(Entries provided)
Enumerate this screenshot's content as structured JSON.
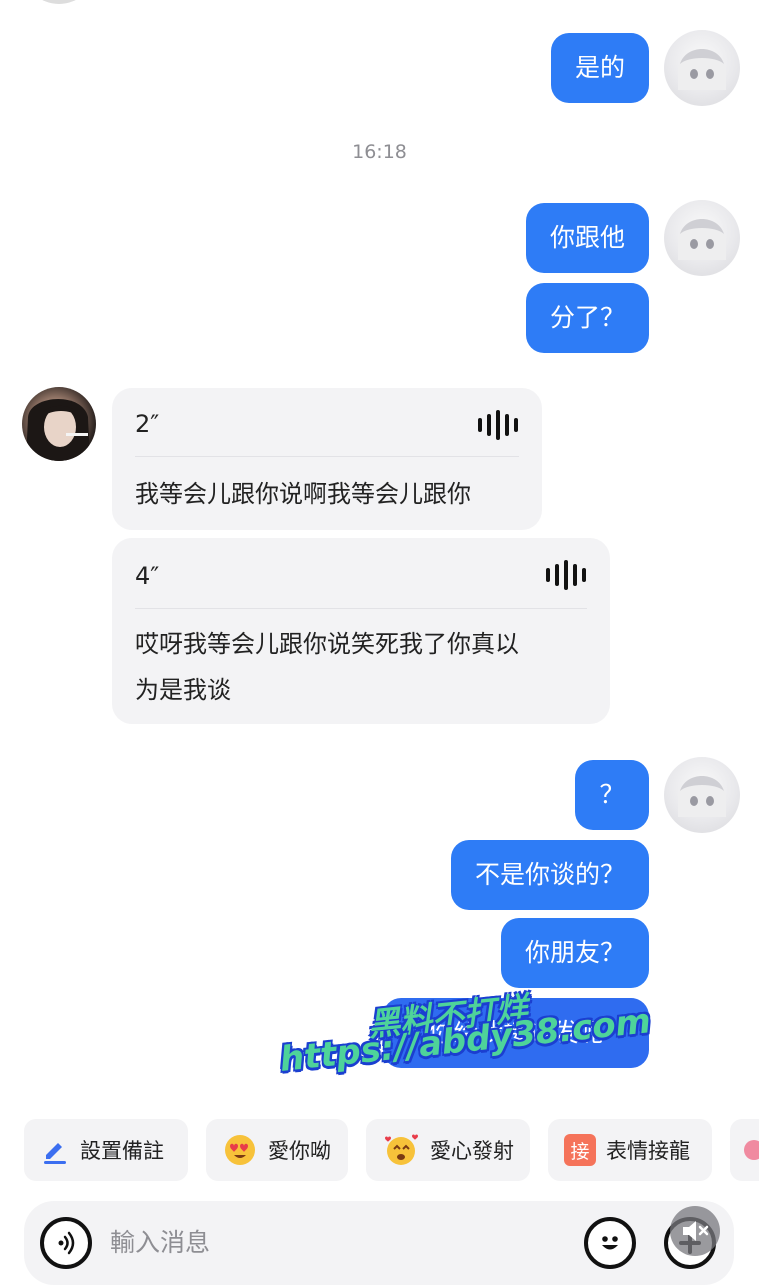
{
  "messages": {
    "m1": "是的",
    "time": "16:18",
    "m2": "你跟他",
    "m3": "分了？",
    "voice1": {
      "duration": "2″",
      "text": "我等会儿跟你说啊我等会儿跟你"
    },
    "voice2": {
      "duration": "4″",
      "text_line1": "哎呀我等会儿跟你说笑死我了你真以",
      "text_line2": "为是我谈"
    },
    "m4": "？",
    "m5": "不是你谈的？",
    "m6": "你朋友？",
    "m7": "你给我接连发呢"
  },
  "watermark": {
    "line1": "黑料不打烊",
    "line2": "https://abdy38.com"
  },
  "quick_actions": [
    {
      "label": "設置備註",
      "icon": "pencil-icon"
    },
    {
      "label": "愛你呦",
      "icon": "heart-eyes-emoji-icon"
    },
    {
      "label": "愛心發射",
      "icon": "heart-shooting-emoji-icon"
    },
    {
      "label": "表情接龍",
      "icon": "emoji-chain-icon",
      "badge": "接"
    }
  ],
  "input": {
    "placeholder": "輸入消息"
  },
  "colors": {
    "bubble_me": "#2e7cf6",
    "card_bg": "#f3f3f5"
  }
}
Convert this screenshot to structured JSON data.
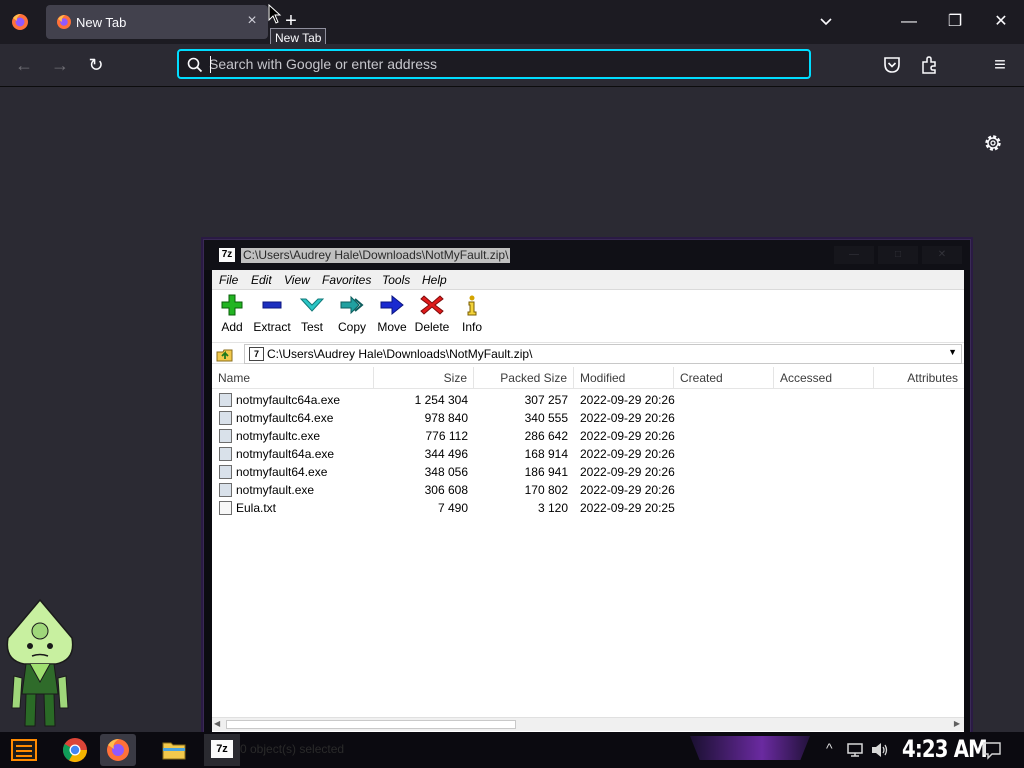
{
  "browser": {
    "tab": {
      "title": "New Tab"
    },
    "new_tab_tooltip": "New Tab",
    "new_tab_symbol": "+",
    "urlbar": {
      "placeholder": "Search with Google or enter address",
      "value": ""
    },
    "window_controls": {
      "minimize": "—",
      "maximize": "❐",
      "close": "✕"
    },
    "nav": {
      "back": "←",
      "forward": "→",
      "reload": "↻",
      "menu": "≡"
    },
    "accent": "#00ddff"
  },
  "sevenzip": {
    "app_icon": "7z",
    "title": "C:\\Users\\Audrey Hale\\Downloads\\NotMyFault.zip\\",
    "menu": [
      "File",
      "Edit",
      "View",
      "Favorites",
      "Tools",
      "Help"
    ],
    "toolbar": [
      {
        "label": "Add",
        "icon": "plus-icon"
      },
      {
        "label": "Extract",
        "icon": "minus-icon"
      },
      {
        "label": "Test",
        "icon": "check-icon"
      },
      {
        "label": "Copy",
        "icon": "double-arrow-icon"
      },
      {
        "label": "Move",
        "icon": "arrow-right-icon"
      },
      {
        "label": "Delete",
        "icon": "x-icon"
      },
      {
        "label": "Info",
        "icon": "info-icon"
      }
    ],
    "address": "C:\\Users\\Audrey Hale\\Downloads\\NotMyFault.zip\\",
    "columns": [
      "Name",
      "Size",
      "Packed Size",
      "Modified",
      "Created",
      "Accessed",
      "Attributes"
    ],
    "files": [
      {
        "name": "notmyfaultc64a.exe",
        "size": "1 254 304",
        "packed": "307 257",
        "modified": "2022-09-29 20:26",
        "type": "exe"
      },
      {
        "name": "notmyfaultc64.exe",
        "size": "978 840",
        "packed": "340 555",
        "modified": "2022-09-29 20:26",
        "type": "exe"
      },
      {
        "name": "notmyfaultc.exe",
        "size": "776 112",
        "packed": "286 642",
        "modified": "2022-09-29 20:26",
        "type": "exe"
      },
      {
        "name": "notmyfault64a.exe",
        "size": "344 496",
        "packed": "168 914",
        "modified": "2022-09-29 20:26",
        "type": "exe"
      },
      {
        "name": "notmyfault64.exe",
        "size": "348 056",
        "packed": "186 941",
        "modified": "2022-09-29 20:26",
        "type": "exe"
      },
      {
        "name": "notmyfault.exe",
        "size": "306 608",
        "packed": "170 802",
        "modified": "2022-09-29 20:26",
        "type": "exe"
      },
      {
        "name": "Eula.txt",
        "size": "7 490",
        "packed": "3 120",
        "modified": "2022-09-29 20:25",
        "type": "txt"
      }
    ],
    "status": "0 object(s) selected",
    "dropdown_symbol": "▼",
    "up_symbol": "⇧"
  },
  "taskbar": {
    "clock": "4:23 AM",
    "seven_zip_label": "7z"
  }
}
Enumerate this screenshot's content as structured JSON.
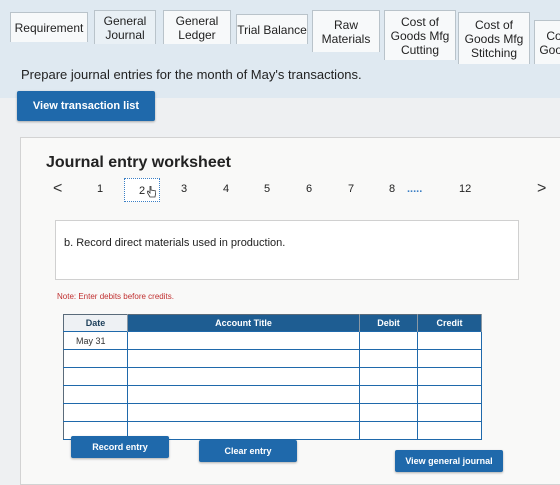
{
  "tabs": [
    {
      "label": "Requirement",
      "active": false
    },
    {
      "label": "General\nJournal",
      "active": true
    },
    {
      "label": "General\nLedger",
      "active": false
    },
    {
      "label": "Trial Balance",
      "active": false
    },
    {
      "label": "Raw\nMaterials",
      "active": false
    },
    {
      "label": "Cost of\nGoods Mfg\nCutting",
      "active": false
    },
    {
      "label": "Cost of\nGoods Mfg\nStitching",
      "active": false
    },
    {
      "label": "Co\nGood",
      "active": false
    }
  ],
  "instruction": "Prepare journal entries for the month of May's transactions.",
  "view_transaction_list": "View transaction list",
  "worksheet": {
    "title": "Journal entry worksheet",
    "pager": {
      "prev": "<",
      "next": ">",
      "pages": [
        "1",
        "2",
        "3",
        "4",
        "5",
        "6",
        "7",
        "8",
        ".....",
        "12"
      ],
      "current": "2"
    },
    "entry_description": "b. Record direct materials used in production.",
    "note": "Note: Enter debits before credits.",
    "columns": {
      "date": "Date",
      "account": "Account Title",
      "debit": "Debit",
      "credit": "Credit"
    },
    "rows": [
      {
        "date": "May 31",
        "account": "",
        "debit": "",
        "credit": ""
      },
      {
        "date": "",
        "account": "",
        "debit": "",
        "credit": ""
      },
      {
        "date": "",
        "account": "",
        "debit": "",
        "credit": ""
      },
      {
        "date": "",
        "account": "",
        "debit": "",
        "credit": ""
      },
      {
        "date": "",
        "account": "",
        "debit": "",
        "credit": ""
      },
      {
        "date": "",
        "account": "",
        "debit": "",
        "credit": ""
      }
    ],
    "buttons": {
      "record": "Record entry",
      "clear": "Clear entry",
      "view_general_journal": "View general journal"
    }
  },
  "colors": {
    "accent": "#1f69ab",
    "header_blue": "#1e5d92",
    "note_red": "#c03030"
  }
}
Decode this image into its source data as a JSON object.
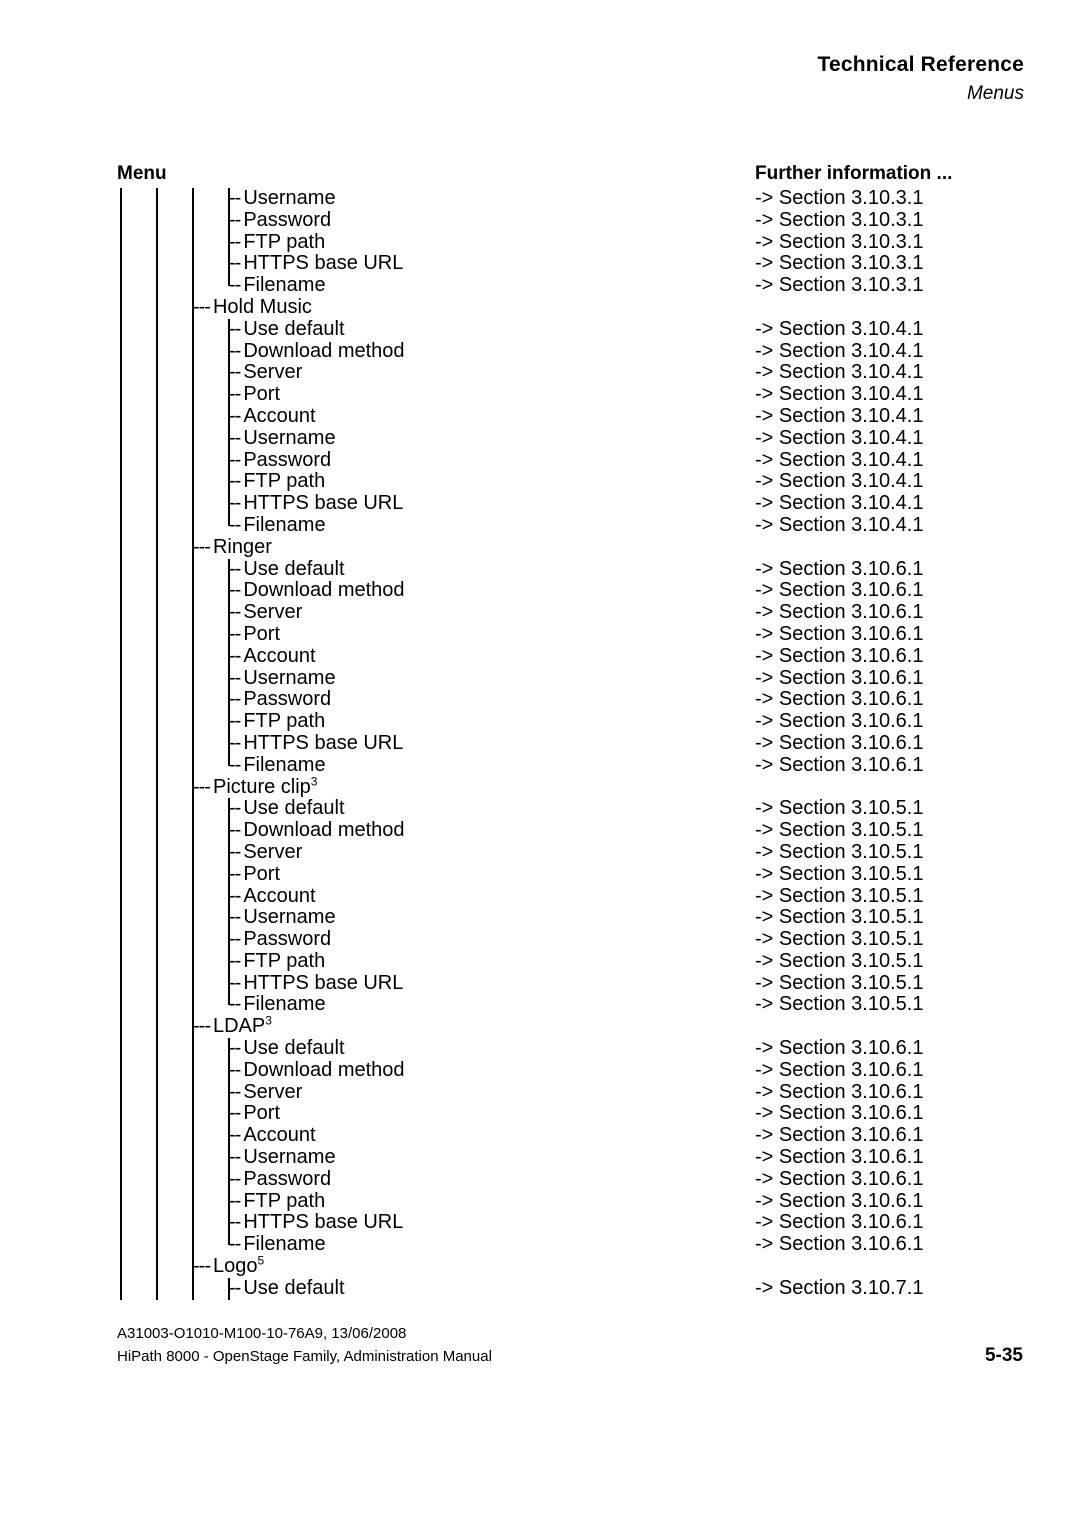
{
  "header": {
    "title": "Technical Reference",
    "subtitle": "Menus"
  },
  "columns": {
    "menu_label": "Menu",
    "further_label": "Further information ..."
  },
  "tree": {
    "rows": [
      {
        "level": 4,
        "label": "Username",
        "section": "-> Section 3.10.3.1",
        "last": false
      },
      {
        "level": 4,
        "label": "Password",
        "section": "-> Section 3.10.3.1",
        "last": false
      },
      {
        "level": 4,
        "label": "FTP path",
        "section": "-> Section 3.10.3.1",
        "last": false
      },
      {
        "level": 4,
        "label": "HTTPS base URL",
        "section": "-> Section 3.10.3.1",
        "last": false
      },
      {
        "level": 4,
        "label": "Filename",
        "section": "-> Section 3.10.3.1",
        "last": true
      },
      {
        "level": 3,
        "label": "Hold Music",
        "section": "",
        "last": false
      },
      {
        "level": 4,
        "label": "Use default",
        "section": "-> Section 3.10.4.1",
        "last": false
      },
      {
        "level": 4,
        "label": "Download method",
        "section": "-> Section 3.10.4.1",
        "last": false
      },
      {
        "level": 4,
        "label": "Server",
        "section": "-> Section 3.10.4.1",
        "last": false
      },
      {
        "level": 4,
        "label": "Port",
        "section": "-> Section 3.10.4.1",
        "last": false
      },
      {
        "level": 4,
        "label": "Account",
        "section": "-> Section 3.10.4.1",
        "last": false
      },
      {
        "level": 4,
        "label": "Username",
        "section": "-> Section 3.10.4.1",
        "last": false
      },
      {
        "level": 4,
        "label": "Password",
        "section": "-> Section 3.10.4.1",
        "last": false
      },
      {
        "level": 4,
        "label": "FTP path",
        "section": "-> Section 3.10.4.1",
        "last": false
      },
      {
        "level": 4,
        "label": "HTTPS base URL",
        "section": "-> Section 3.10.4.1",
        "last": false
      },
      {
        "level": 4,
        "label": "Filename",
        "section": "-> Section 3.10.4.1",
        "last": true
      },
      {
        "level": 3,
        "label": "Ringer",
        "section": "",
        "last": false
      },
      {
        "level": 4,
        "label": "Use default",
        "section": "-> Section 3.10.6.1",
        "last": false
      },
      {
        "level": 4,
        "label": "Download method",
        "section": "-> Section 3.10.6.1",
        "last": false
      },
      {
        "level": 4,
        "label": "Server",
        "section": "-> Section 3.10.6.1",
        "last": false
      },
      {
        "level": 4,
        "label": "Port",
        "section": "-> Section 3.10.6.1",
        "last": false
      },
      {
        "level": 4,
        "label": "Account",
        "section": "-> Section 3.10.6.1",
        "last": false
      },
      {
        "level": 4,
        "label": "Username",
        "section": "-> Section 3.10.6.1",
        "last": false
      },
      {
        "level": 4,
        "label": "Password",
        "section": "-> Section 3.10.6.1",
        "last": false
      },
      {
        "level": 4,
        "label": "FTP path",
        "section": "-> Section 3.10.6.1",
        "last": false
      },
      {
        "level": 4,
        "label": "HTTPS base URL",
        "section": "-> Section 3.10.6.1",
        "last": false
      },
      {
        "level": 4,
        "label": "Filename",
        "section": "-> Section 3.10.6.1",
        "last": true
      },
      {
        "level": 3,
        "label": "Picture clip",
        "sup": "3",
        "section": "",
        "last": false
      },
      {
        "level": 4,
        "label": "Use default",
        "section": "-> Section 3.10.5.1",
        "last": false
      },
      {
        "level": 4,
        "label": "Download method",
        "section": "-> Section 3.10.5.1",
        "last": false
      },
      {
        "level": 4,
        "label": "Server",
        "section": "-> Section 3.10.5.1",
        "last": false
      },
      {
        "level": 4,
        "label": "Port",
        "section": "-> Section 3.10.5.1",
        "last": false
      },
      {
        "level": 4,
        "label": "Account",
        "section": "-> Section 3.10.5.1",
        "last": false
      },
      {
        "level": 4,
        "label": "Username",
        "section": "-> Section 3.10.5.1",
        "last": false
      },
      {
        "level": 4,
        "label": "Password",
        "section": "-> Section 3.10.5.1",
        "last": false
      },
      {
        "level": 4,
        "label": "FTP path",
        "section": "-> Section 3.10.5.1",
        "last": false
      },
      {
        "level": 4,
        "label": "HTTPS base URL",
        "section": "-> Section 3.10.5.1",
        "last": false
      },
      {
        "level": 4,
        "label": "Filename",
        "section": "-> Section 3.10.5.1",
        "last": true
      },
      {
        "level": 3,
        "label": "LDAP",
        "sup": "3",
        "section": "",
        "last": false
      },
      {
        "level": 4,
        "label": "Use default",
        "section": "-> Section 3.10.6.1",
        "last": false
      },
      {
        "level": 4,
        "label": "Download method",
        "section": "-> Section 3.10.6.1",
        "last": false
      },
      {
        "level": 4,
        "label": "Server",
        "section": "-> Section 3.10.6.1",
        "last": false
      },
      {
        "level": 4,
        "label": "Port",
        "section": "-> Section 3.10.6.1",
        "last": false
      },
      {
        "level": 4,
        "label": "Account",
        "section": "-> Section 3.10.6.1",
        "last": false
      },
      {
        "level": 4,
        "label": "Username",
        "section": "-> Section 3.10.6.1",
        "last": false
      },
      {
        "level": 4,
        "label": "Password",
        "section": "-> Section 3.10.6.1",
        "last": false
      },
      {
        "level": 4,
        "label": "FTP path",
        "section": "-> Section 3.10.6.1",
        "last": false
      },
      {
        "level": 4,
        "label": "HTTPS base URL",
        "section": "-> Section 3.10.6.1",
        "last": false
      },
      {
        "level": 4,
        "label": "Filename",
        "section": "-> Section 3.10.6.1",
        "last": true
      },
      {
        "level": 3,
        "label": "Logo",
        "sup": "5",
        "section": "",
        "last": false
      },
      {
        "level": 4,
        "label": "Use default",
        "section": "-> Section 3.10.7.1",
        "last": false
      }
    ],
    "dash_level3": "---",
    "dash_level4": "--"
  },
  "footer": {
    "doc_id": "A31003-O1010-M100-10-76A9, 13/06/2008",
    "manual": "HiPath 8000 - OpenStage Family, Administration Manual",
    "page_number": "5-35"
  }
}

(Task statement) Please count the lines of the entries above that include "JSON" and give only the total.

(Completed task) 4